→ What you should do: An exact copy of the listing below is required.

** Information given follows **

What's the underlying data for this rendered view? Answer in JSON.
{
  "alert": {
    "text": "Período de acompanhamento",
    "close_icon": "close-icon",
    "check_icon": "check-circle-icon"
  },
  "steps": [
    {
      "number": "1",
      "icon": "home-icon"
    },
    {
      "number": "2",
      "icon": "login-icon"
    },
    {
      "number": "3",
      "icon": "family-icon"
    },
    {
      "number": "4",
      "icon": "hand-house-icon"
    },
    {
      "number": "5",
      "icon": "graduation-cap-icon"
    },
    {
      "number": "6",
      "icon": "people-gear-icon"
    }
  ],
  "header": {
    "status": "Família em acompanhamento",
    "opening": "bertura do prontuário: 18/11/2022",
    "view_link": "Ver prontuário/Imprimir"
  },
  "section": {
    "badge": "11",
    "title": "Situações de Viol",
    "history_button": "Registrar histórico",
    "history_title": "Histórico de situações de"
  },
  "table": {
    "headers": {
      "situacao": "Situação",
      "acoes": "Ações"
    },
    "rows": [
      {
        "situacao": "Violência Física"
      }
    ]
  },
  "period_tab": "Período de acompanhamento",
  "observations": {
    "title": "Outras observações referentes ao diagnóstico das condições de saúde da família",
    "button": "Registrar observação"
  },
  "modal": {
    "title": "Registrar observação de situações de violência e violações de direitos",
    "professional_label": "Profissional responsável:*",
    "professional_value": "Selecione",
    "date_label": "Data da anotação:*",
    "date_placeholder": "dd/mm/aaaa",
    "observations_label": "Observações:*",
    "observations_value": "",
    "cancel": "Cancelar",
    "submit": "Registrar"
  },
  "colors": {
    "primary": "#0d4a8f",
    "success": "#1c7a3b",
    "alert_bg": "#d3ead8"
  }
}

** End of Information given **

→ Answer for the task:
What's the underlying data for this rendered view? Answer in JSON.
{
  "alert": {
    "text": "Período de acompanhamento",
    "close_icon": "close-icon",
    "check_icon": "check-circle-icon"
  },
  "steps": [
    {
      "number": "1",
      "icon": "home-icon"
    },
    {
      "number": "2",
      "icon": "login-icon"
    },
    {
      "number": "3",
      "icon": "family-icon"
    },
    {
      "number": "4",
      "icon": "hand-house-icon"
    },
    {
      "number": "5",
      "icon": "graduation-cap-icon"
    },
    {
      "number": "6",
      "icon": "people-gear-icon"
    }
  ],
  "header": {
    "status": "Família em acompanhamento",
    "opening": "bertura do prontuário: 18/11/2022",
    "view_link": "Ver prontuário/Imprimir"
  },
  "section": {
    "badge": "11",
    "title": "Situações de Viol",
    "history_button": "Registrar histórico",
    "history_title": "Histórico de situações de"
  },
  "table": {
    "headers": {
      "situacao": "Situação",
      "acoes": "Ações"
    },
    "rows": [
      {
        "situacao": "Violência Física"
      }
    ]
  },
  "period_tab": "Período de acompanhamento",
  "observations": {
    "title": "Outras observações referentes ao diagnóstico das condições de saúde da família",
    "button": "Registrar observação"
  },
  "modal": {
    "title": "Registrar observação de situações de violência e violações de direitos",
    "professional_label": "Profissional responsável:*",
    "professional_value": "Selecione",
    "date_label": "Data da anotação:*",
    "date_placeholder": "dd/mm/aaaa",
    "observations_label": "Observações:*",
    "observations_value": "",
    "cancel": "Cancelar",
    "submit": "Registrar"
  },
  "colors": {
    "primary": "#0d4a8f",
    "success": "#1c7a3b",
    "alert_bg": "#d3ead8"
  }
}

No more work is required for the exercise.